◆ **ABOUT THIS EXERCISE**
Line by line, restate the listing below without any change.

[[ EXERCISE DATA open ]]

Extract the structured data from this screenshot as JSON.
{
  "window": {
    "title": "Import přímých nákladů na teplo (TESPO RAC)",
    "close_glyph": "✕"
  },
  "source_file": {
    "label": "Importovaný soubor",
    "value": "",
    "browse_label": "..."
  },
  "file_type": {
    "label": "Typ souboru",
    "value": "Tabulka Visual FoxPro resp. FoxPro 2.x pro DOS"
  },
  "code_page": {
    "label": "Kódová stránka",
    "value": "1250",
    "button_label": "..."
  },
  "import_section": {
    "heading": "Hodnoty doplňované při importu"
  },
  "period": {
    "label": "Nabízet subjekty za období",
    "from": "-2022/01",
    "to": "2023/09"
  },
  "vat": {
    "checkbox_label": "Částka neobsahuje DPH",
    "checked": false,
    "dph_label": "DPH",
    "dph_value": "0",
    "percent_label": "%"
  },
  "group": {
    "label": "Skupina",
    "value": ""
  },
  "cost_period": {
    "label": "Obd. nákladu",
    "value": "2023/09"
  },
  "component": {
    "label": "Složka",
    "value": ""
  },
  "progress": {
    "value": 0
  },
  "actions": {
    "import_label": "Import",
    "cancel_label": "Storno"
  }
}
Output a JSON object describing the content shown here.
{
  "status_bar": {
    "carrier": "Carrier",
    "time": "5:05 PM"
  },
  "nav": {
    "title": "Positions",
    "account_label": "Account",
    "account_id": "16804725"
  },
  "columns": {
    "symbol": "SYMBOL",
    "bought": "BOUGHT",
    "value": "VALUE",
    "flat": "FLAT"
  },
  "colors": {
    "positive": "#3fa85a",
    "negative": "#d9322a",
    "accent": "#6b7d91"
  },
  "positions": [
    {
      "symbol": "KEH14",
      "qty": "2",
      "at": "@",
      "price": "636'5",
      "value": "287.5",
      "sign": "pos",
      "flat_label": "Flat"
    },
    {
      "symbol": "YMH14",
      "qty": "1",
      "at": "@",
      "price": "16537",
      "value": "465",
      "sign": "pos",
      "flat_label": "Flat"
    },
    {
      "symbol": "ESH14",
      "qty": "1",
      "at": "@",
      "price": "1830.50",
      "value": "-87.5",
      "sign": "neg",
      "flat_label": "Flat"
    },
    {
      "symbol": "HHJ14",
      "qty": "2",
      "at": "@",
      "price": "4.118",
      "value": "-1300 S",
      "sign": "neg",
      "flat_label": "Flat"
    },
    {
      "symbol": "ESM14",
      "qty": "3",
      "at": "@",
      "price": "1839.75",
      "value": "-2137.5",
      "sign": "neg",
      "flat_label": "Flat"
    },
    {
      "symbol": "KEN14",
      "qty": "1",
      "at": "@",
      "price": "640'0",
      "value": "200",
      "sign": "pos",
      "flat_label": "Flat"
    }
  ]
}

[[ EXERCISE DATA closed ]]

◆ **ANSWER SPACE**
Extract the structured data from this screenshot as JSON.
{
  "window": {
    "title": "Import přímých nákladů na teplo (TESPO RAC)",
    "close_glyph": "✕"
  },
  "source_file": {
    "label": "Importovaný soubor",
    "value": "",
    "browse_label": "..."
  },
  "file_type": {
    "label": "Typ souboru",
    "value": "Tabulka Visual FoxPro resp. FoxPro 2.x pro DOS"
  },
  "code_page": {
    "label": "Kódová stránka",
    "value": "1250",
    "button_label": "..."
  },
  "import_section": {
    "heading": "Hodnoty doplňované při importu"
  },
  "period": {
    "label": "Nabízet subjekty za období",
    "from": "-2022/01",
    "to": "2023/09"
  },
  "vat": {
    "checkbox_label": "Částka neobsahuje DPH",
    "checked": false,
    "dph_label": "DPH",
    "dph_value": "0",
    "percent_label": "%"
  },
  "group": {
    "label": "Skupina",
    "value": ""
  },
  "cost_period": {
    "label": "Obd. nákladu",
    "value": "2023/09"
  },
  "component": {
    "label": "Složka",
    "value": ""
  },
  "progress": {
    "value": 0
  },
  "actions": {
    "import_label": "Import",
    "cancel_label": "Storno"
  }
}
Output a JSON object describing the content shown here.
{
  "status_bar": {
    "carrier": "Carrier",
    "time": "5:05 PM"
  },
  "nav": {
    "title": "Positions",
    "account_label": "Account",
    "account_id": "16804725"
  },
  "columns": {
    "symbol": "SYMBOL",
    "bought": "BOUGHT",
    "value": "VALUE",
    "flat": "FLAT"
  },
  "colors": {
    "positive": "#3fa85a",
    "negative": "#d9322a",
    "accent": "#6b7d91"
  },
  "positions": [
    {
      "symbol": "KEH14",
      "qty": "2",
      "at": "@",
      "price": "636'5",
      "value": "287.5",
      "sign": "pos",
      "flat_label": "Flat"
    },
    {
      "symbol": "YMH14",
      "qty": "1",
      "at": "@",
      "price": "16537",
      "value": "465",
      "sign": "pos",
      "flat_label": "Flat"
    },
    {
      "symbol": "ESH14",
      "qty": "1",
      "at": "@",
      "price": "1830.50",
      "value": "-87.5",
      "sign": "neg",
      "flat_label": "Flat"
    },
    {
      "symbol": "HHJ14",
      "qty": "2",
      "at": "@",
      "price": "4.118",
      "value": "-1300 S",
      "sign": "neg",
      "flat_label": "Flat"
    },
    {
      "symbol": "ESM14",
      "qty": "3",
      "at": "@",
      "price": "1839.75",
      "value": "-2137.5",
      "sign": "neg",
      "flat_label": "Flat"
    },
    {
      "symbol": "KEN14",
      "qty": "1",
      "at": "@",
      "price": "640'0",
      "value": "200",
      "sign": "pos",
      "flat_label": "Flat"
    }
  ]
}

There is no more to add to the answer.